Date of this Version
Documentary Editing: Journal of the Association for Documentary Editing, Volume 32: 2011 ISSN 0196-7134

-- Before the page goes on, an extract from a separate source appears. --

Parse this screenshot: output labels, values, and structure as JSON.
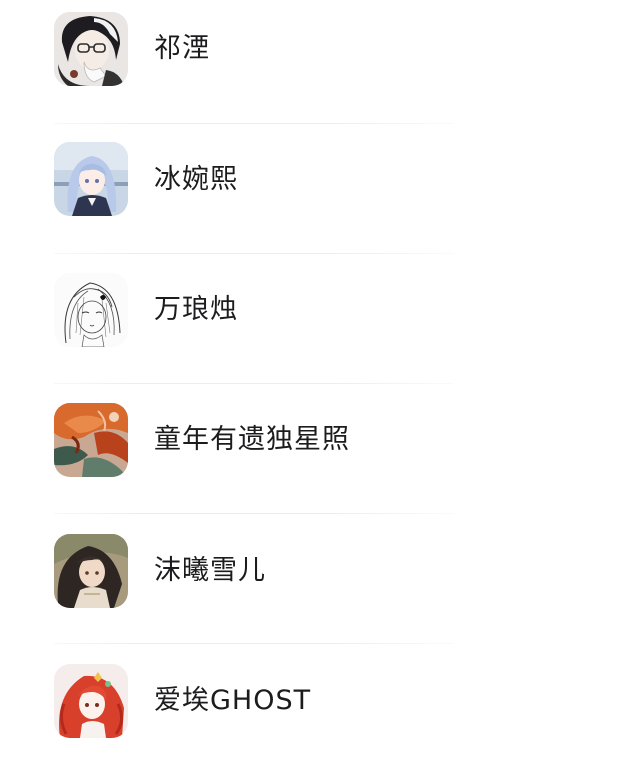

This article stems from my recent work on Race and Children’s Literature of the Gilded Age (RCLGA),1 a digital archive that aims to provide a heavily annotated resource for scholars and students of literature, history, African American studies, visual communication, and education to examine how adults wanted children to think about race during the era of Jim Crow. I edit the archive with Gerald Early, Professor of Modern letters, English, African studies, and African American studies at Washington University in St. Louis, and D. B. Dowd, Professor of Communication Design and American Culture Studies, also at Washington University. When complete, RCLGA will include literature, illustrations, and popular-culture materials featuring characters of different races primarily intended for a juvenile audience between the end of the Civil War and the publication of The Brownies’ Book, the first American mass-market periodical for minority children, in 1920–1921. In some cases, the authorship of this material is collaborative, corporate, or altogether unknown. What binds the materials together is that they all provide evidence of how popular media marketed to children or families during the period of Jim Crow helped to assert, reinforce, and, occasionally, diminish racial inequity.